While dozens of people, including some of his fellow American preachers, crowded around South African President F. W. de Klerk and even shook his hand, the Rev. Wyatt Tee Walker of the Canaan Baptist Church stayed to the side.
“How can you shake that man’s hand?” Walker asked members of the group here with him to observe the first election in this country in which blacks have been able to vote.
His voice was gentle, but his body language was strong. As one of the leading U.S. foes of apartheid the last 20 years, it was difficult for Walker to get excited about de Klerk—an apartheid man until five years ago.
“If I had to say one kind thing about de Klerk,” Wyatt later said, “it’s that he was in power when the pressures of liberation became too great. He responded; someone else might have resisted.”
Walker, a former chief of staff for Martin Luther King Jr., heads a group of 17 Americans, including the Rev. Al Sharpton—who was at another polling place when de Klerk popped up unexpectedly at the Holy Cross Anglican Parish.
Many ordinary people in the crowd were pleased he came.
“It makes me so proud that finally de Klerk can come to Soweto and see we are people too, people who only want what he has had,” said Wahldmola Moloi, who wore a “New York Rowing Club” T-shirt.
Under a boiling sun, Moloi and many thousands of Sowetans stood patiently in seemingly endless lines for hours waiting to cast their votes. The mood was jubilant; many equated the act of voting with religious conversion.
“The thing that touches my heart,” Walker said, “is to see the sweetness of these people, in contrast to the meanness of their circumstances.”
Walker said the extraordinarly high turnout of Sowetans and blacks across the country should inspire minority voters in New York.

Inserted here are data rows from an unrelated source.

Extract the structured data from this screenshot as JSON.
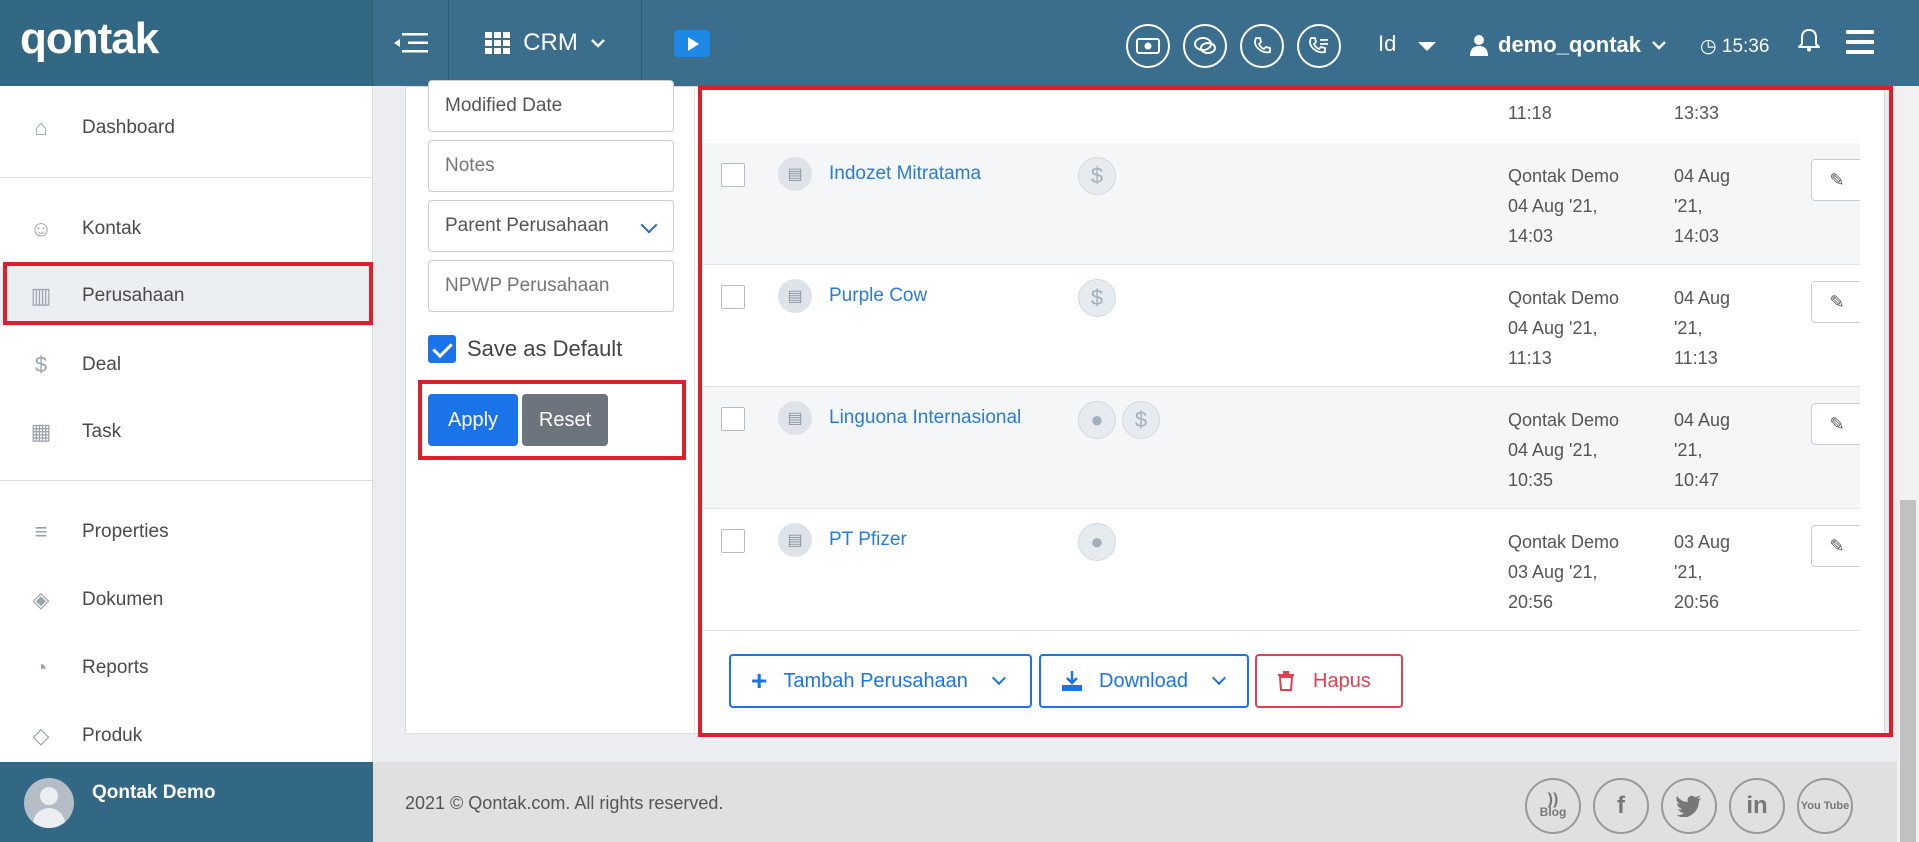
{
  "header": {
    "logo": "qontak",
    "module": "CRM",
    "language": "Id",
    "username": "demo_qontak",
    "time": "15:36"
  },
  "sidebar": {
    "items": [
      {
        "label": "Dashboard",
        "icon": "home-icon"
      },
      {
        "label": "Kontak",
        "icon": "users-icon"
      },
      {
        "label": "Perusahaan",
        "icon": "building-icon"
      },
      {
        "label": "Deal",
        "icon": "dollar-icon"
      },
      {
        "label": "Task",
        "icon": "calendar-icon"
      },
      {
        "label": "Properties",
        "icon": "list-icon"
      },
      {
        "label": "Dokumen",
        "icon": "layers-icon"
      },
      {
        "label": "Reports",
        "icon": "pie-chart-icon"
      },
      {
        "label": "Produk",
        "icon": "tag-icon"
      }
    ],
    "user_name": "Qontak Demo"
  },
  "filter": {
    "modified_date": "Modified Date",
    "notes_placeholder": "Notes",
    "parent_company": "Parent Perusahaan",
    "npwp_placeholder": "NPWP Perusahaan",
    "save_default_label": "Save as Default",
    "apply_label": "Apply",
    "reset_label": "Reset"
  },
  "table": {
    "partial_row": {
      "owner_time": "11:18",
      "modified_time": "13:33"
    },
    "rows": [
      {
        "name": "Indozet Mitratama",
        "badges": [
          "dollar"
        ],
        "owner": [
          "Qontak Demo",
          "04 Aug '21,",
          "14:03"
        ],
        "modified": [
          "04 Aug",
          "'21,",
          "14:03"
        ]
      },
      {
        "name": "Purple Cow",
        "badges": [
          "dollar"
        ],
        "owner": [
          "Qontak Demo",
          "04 Aug '21,",
          "11:13"
        ],
        "modified": [
          "04 Aug",
          "'21,",
          "11:13"
        ]
      },
      {
        "name": "Linguona Internasional",
        "badges": [
          "person",
          "dollar"
        ],
        "owner": [
          "Qontak Demo",
          "04 Aug '21,",
          "10:35"
        ],
        "modified": [
          "04 Aug",
          "'21,",
          "10:47"
        ]
      },
      {
        "name": "PT Pfizer",
        "badges": [
          "person"
        ],
        "owner": [
          "Qontak Demo",
          "03 Aug '21,",
          "20:56"
        ],
        "modified": [
          "03 Aug",
          "'21,",
          "20:56"
        ]
      }
    ]
  },
  "actions": {
    "add_label": "Tambah Perusahaan",
    "download_label": "Download",
    "delete_label": "Hapus"
  },
  "footer": {
    "copyright": "2021 © Qontak.com. All rights reserved.",
    "blog": "Blog",
    "youtube": "You Tube"
  },
  "colors": {
    "header_bg": "#3a6e8c",
    "primary": "#1a73e8",
    "danger": "#e04050",
    "highlight": "#e01e2a"
  }
}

“I’m going to tell my Hispanic and African-American friends in New York that if they cherished the vote as much as these people do, David Dinkins would still be mayor.”